### Supplied records
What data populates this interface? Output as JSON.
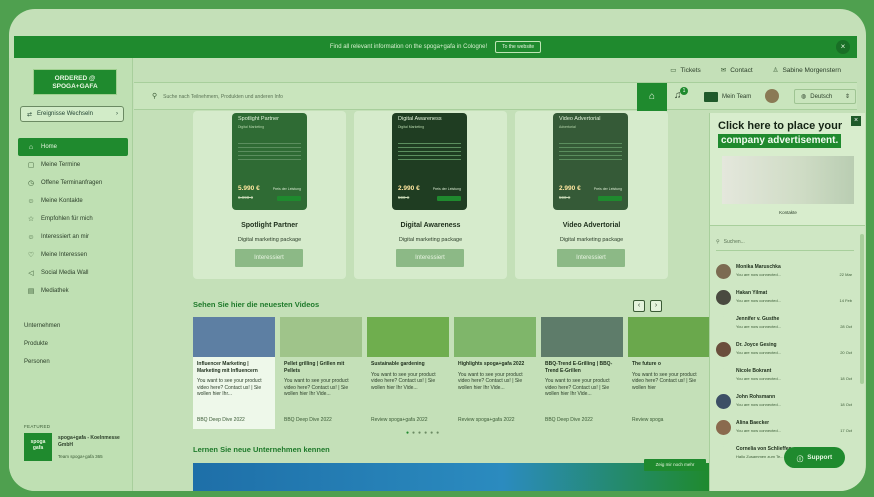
{
  "banner": {
    "text": "Find all relevant information on the spoga+gafa in Cologne!",
    "button": "To the website",
    "close": "×"
  },
  "sidebar": {
    "logo_line1": "ORDERED @",
    "logo_line2": "SPOGA+GAFA",
    "switch_label": "Ereignisse Wechseln",
    "items": [
      {
        "label": "Home",
        "icon": "⌂"
      },
      {
        "label": "Meine Termine",
        "icon": "▢"
      },
      {
        "label": "Offene Terminanfragen",
        "icon": "◷"
      },
      {
        "label": "Meine Kontakte",
        "icon": "☺"
      },
      {
        "label": "Empfohlen für mich",
        "icon": "☆"
      },
      {
        "label": "Interessiert an mir",
        "icon": "☺"
      },
      {
        "label": "Meine Interessen",
        "icon": "♡"
      },
      {
        "label": "Social Media Wall",
        "icon": "◁"
      },
      {
        "label": "Mediathek",
        "icon": "▤"
      }
    ],
    "sections": [
      "Unternehmen",
      "Produkte",
      "Personen"
    ],
    "featured_label": "FEATURED",
    "featured_logo1": "spoga",
    "featured_logo2": "gafa",
    "featured_name": "spoga+gafa - Koelnmesse GmbH",
    "featured_sub": "Team spoga+gafa 365"
  },
  "topbar": {
    "tickets": "Tickets",
    "contact": "Contact",
    "user": "Sabine Morgenstern"
  },
  "searchbar": {
    "placeholder": "Suche nach Teilnehmern, Produkten und anderen Info",
    "notif_count": "1",
    "team": "Mein Team",
    "language": "Deutsch"
  },
  "packages": [
    {
      "name": "Spotlight Partner",
      "card_title": "Spotlight Partner",
      "card_sub": "Digital Marketing",
      "desc": "Digital marketing package",
      "button": "Interessiert",
      "price": "5.990 €",
      "old_price": "6.990 €",
      "price_label": "Preis der Leistung"
    },
    {
      "name": "Digital Awareness",
      "card_title": "Digital Awareness",
      "card_sub": "Digital Marketing",
      "desc": "Digital marketing package",
      "button": "Interessiert",
      "price": "2.990 €",
      "old_price": "590 €",
      "price_label": "Preis der Leistung"
    },
    {
      "name": "Video Advertorial",
      "card_title": "Video Advertorial",
      "card_sub": "Advertorial",
      "desc": "Digital marketing package",
      "button": "Interessiert",
      "price": "2.990 €",
      "old_price": "590 €",
      "price_label": "Preis der Leistung"
    }
  ],
  "videos": {
    "title": "Sehen Sie hier die neuesten Videos",
    "prev": "‹",
    "next": "›",
    "items": [
      {
        "title": "Influencer Marketing | Marketing mit Influencern",
        "desc": "You want to see your product video here? Contact us! | Sie wollen hier Ihr...",
        "meta": "BBQ Deep Dive 2022",
        "thumb": "#5d7fa3"
      },
      {
        "title": "Pellet grilling | Grillen mit Pellets",
        "desc": "You want to see your product video here? Contact us! | Sie wollen hier Ihr Vide...",
        "meta": "BBQ Deep Dive 2022",
        "thumb": "#9fc48a"
      },
      {
        "title": "Sustainable gardening",
        "desc": "You want to see your product video here? Contact us! | Sie wollen hier Ihr Vide...",
        "meta": "Review spoga+gafa 2022",
        "thumb": "#6fae4e"
      },
      {
        "title": "Highlights spoga+gafa 2022",
        "desc": "You want to see your product video here? Contact us! | Sie wollen hier Ihr Vide...",
        "meta": "Review spoga+gafa 2022",
        "thumb": "#7fb66a"
      },
      {
        "title": "BBQ-Trend E-Grilling | BBQ-Trend E-Grillen",
        "desc": "You want to see your product video here? Contact us! | Sie wollen hier Ihr Vide...",
        "meta": "BBQ Deep Dive 2022",
        "thumb": "#5e7c6a"
      },
      {
        "title": "The future o",
        "desc": "You want to see your product video here? Contact us! | Sie wollen hier",
        "meta": "Review spoga",
        "thumb": "#6aa84c"
      }
    ]
  },
  "companies": {
    "title": "Lernen Sie neue Unternehmen kennen",
    "button": "Zeig mir noch mehr"
  },
  "ad": {
    "line1": "Click here to place your",
    "line2": "company advertisement.",
    "caption": "Kontakte"
  },
  "contacts": {
    "search_placeholder": "Suchen...",
    "items": [
      {
        "name": "Monika Maruschka",
        "msg": "You are now connected...",
        "date": "22 Mar"
      },
      {
        "name": "Hakan Yilmat",
        "msg": "You are now connected...",
        "date": "14 Feb"
      },
      {
        "name": "Jennifer v. Gusthe",
        "msg": "You are now connected...",
        "date": "28 Oct"
      },
      {
        "name": "Dr. Joyce Gesing",
        "msg": "You are now connected...",
        "date": "20 Oct"
      },
      {
        "name": "Nicole Bokrant",
        "msg": "You are now connected...",
        "date": "18 Oct"
      },
      {
        "name": "John Rohsmann",
        "msg": "You are now connected...",
        "date": "18 Oct"
      },
      {
        "name": "Alina Baecker",
        "msg": "You are now connected...",
        "date": "17 Oct"
      },
      {
        "name": "Cornelia von Schlieffen",
        "msg": "Hallo Zusammen zum Te...",
        "date": ""
      }
    ]
  },
  "support": {
    "label": "Support"
  }
}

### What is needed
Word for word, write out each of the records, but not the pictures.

### Exercise solution
What data populates this interface? Output as JSON.
{
  "banner": {
    "text": "Find all relevant information on the spoga+gafa in Cologne!",
    "button": "To the website",
    "close": "×"
  },
  "sidebar": {
    "logo_line1": "ORDERED @",
    "logo_line2": "SPOGA+GAFA",
    "switch_label": "Ereignisse Wechseln",
    "items": [
      {
        "label": "Home",
        "icon": "⌂"
      },
      {
        "label": "Meine Termine",
        "icon": "▢"
      },
      {
        "label": "Offene Terminanfragen",
        "icon": "◷"
      },
      {
        "label": "Meine Kontakte",
        "icon": "☺"
      },
      {
        "label": "Empfohlen für mich",
        "icon": "☆"
      },
      {
        "label": "Interessiert an mir",
        "icon": "☺"
      },
      {
        "label": "Meine Interessen",
        "icon": "♡"
      },
      {
        "label": "Social Media Wall",
        "icon": "◁"
      },
      {
        "label": "Mediathek",
        "icon": "▤"
      }
    ],
    "sections": [
      "Unternehmen",
      "Produkte",
      "Personen"
    ],
    "featured_label": "FEATURED",
    "featured_logo1": "spoga",
    "featured_logo2": "gafa",
    "featured_name": "spoga+gafa - Koelnmesse GmbH",
    "featured_sub": "Team spoga+gafa 365"
  },
  "topbar": {
    "tickets": "Tickets",
    "contact": "Contact",
    "user": "Sabine Morgenstern"
  },
  "searchbar": {
    "placeholder": "Suche nach Teilnehmern, Produkten und anderen Info",
    "notif_count": "1",
    "team": "Mein Team",
    "language": "Deutsch"
  },
  "packages": [
    {
      "name": "Spotlight Partner",
      "card_title": "Spotlight Partner",
      "card_sub": "Digital Marketing",
      "desc": "Digital marketing package",
      "button": "Interessiert",
      "price": "5.990 €",
      "old_price": "6.990 €",
      "price_label": "Preis der Leistung"
    },
    {
      "name": "Digital Awareness",
      "card_title": "Digital Awareness",
      "card_sub": "Digital Marketing",
      "desc": "Digital marketing package",
      "button": "Interessiert",
      "price": "2.990 €",
      "old_price": "590 €",
      "price_label": "Preis der Leistung"
    },
    {
      "name": "Video Advertorial",
      "card_title": "Video Advertorial",
      "card_sub": "Advertorial",
      "desc": "Digital marketing package",
      "button": "Interessiert",
      "price": "2.990 €",
      "old_price": "590 €",
      "price_label": "Preis der Leistung"
    }
  ],
  "videos": {
    "title": "Sehen Sie hier die neuesten Videos",
    "prev": "‹",
    "next": "›",
    "items": [
      {
        "title": "Influencer Marketing | Marketing mit Influencern",
        "desc": "You want to see your product video here? Contact us! | Sie wollen hier Ihr...",
        "meta": "BBQ Deep Dive 2022",
        "thumb": "#5d7fa3"
      },
      {
        "title": "Pellet grilling | Grillen mit Pellets",
        "desc": "You want to see your product video here? Contact us! | Sie wollen hier Ihr Vide...",
        "meta": "BBQ Deep Dive 2022",
        "thumb": "#9fc48a"
      },
      {
        "title": "Sustainable gardening",
        "desc": "You want to see your product video here? Contact us! | Sie wollen hier Ihr Vide...",
        "meta": "Review spoga+gafa 2022",
        "thumb": "#6fae4e"
      },
      {
        "title": "Highlights spoga+gafa 2022",
        "desc": "You want to see your product video here? Contact us! | Sie wollen hier Ihr Vide...",
        "meta": "Review spoga+gafa 2022",
        "thumb": "#7fb66a"
      },
      {
        "title": "BBQ-Trend E-Grilling | BBQ-Trend E-Grillen",
        "desc": "You want to see your product video here? Contact us! | Sie wollen hier Ihr Vide...",
        "meta": "BBQ Deep Dive 2022",
        "thumb": "#5e7c6a"
      },
      {
        "title": "The future o",
        "desc": "You want to see your product video here? Contact us! | Sie wollen hier",
        "meta": "Review spoga",
        "thumb": "#6aa84c"
      }
    ]
  },
  "companies": {
    "title": "Lernen Sie neue Unternehmen kennen",
    "button": "Zeig mir noch mehr"
  },
  "ad": {
    "line1": "Click here to place your",
    "line2": "company advertisement.",
    "caption": "Kontakte"
  },
  "contacts": {
    "search_placeholder": "Suchen...",
    "items": [
      {
        "name": "Monika Maruschka",
        "msg": "You are now connected...",
        "date": "22 Mar"
      },
      {
        "name": "Hakan Yilmat",
        "msg": "You are now connected...",
        "date": "14 Feb"
      },
      {
        "name": "Jennifer v. Gusthe",
        "msg": "You are now connected...",
        "date": "28 Oct"
      },
      {
        "name": "Dr. Joyce Gesing",
        "msg": "You are now connected...",
        "date": "20 Oct"
      },
      {
        "name": "Nicole Bokrant",
        "msg": "You are now connected...",
        "date": "18 Oct"
      },
      {
        "name": "John Rohsmann",
        "msg": "You are now connected...",
        "date": "18 Oct"
      },
      {
        "name": "Alina Baecker",
        "msg": "You are now connected...",
        "date": "17 Oct"
      },
      {
        "name": "Cornelia von Schlieffen",
        "msg": "Hallo Zusammen zum Te...",
        "date": ""
      }
    ]
  },
  "support": {
    "label": "Support"
  }
}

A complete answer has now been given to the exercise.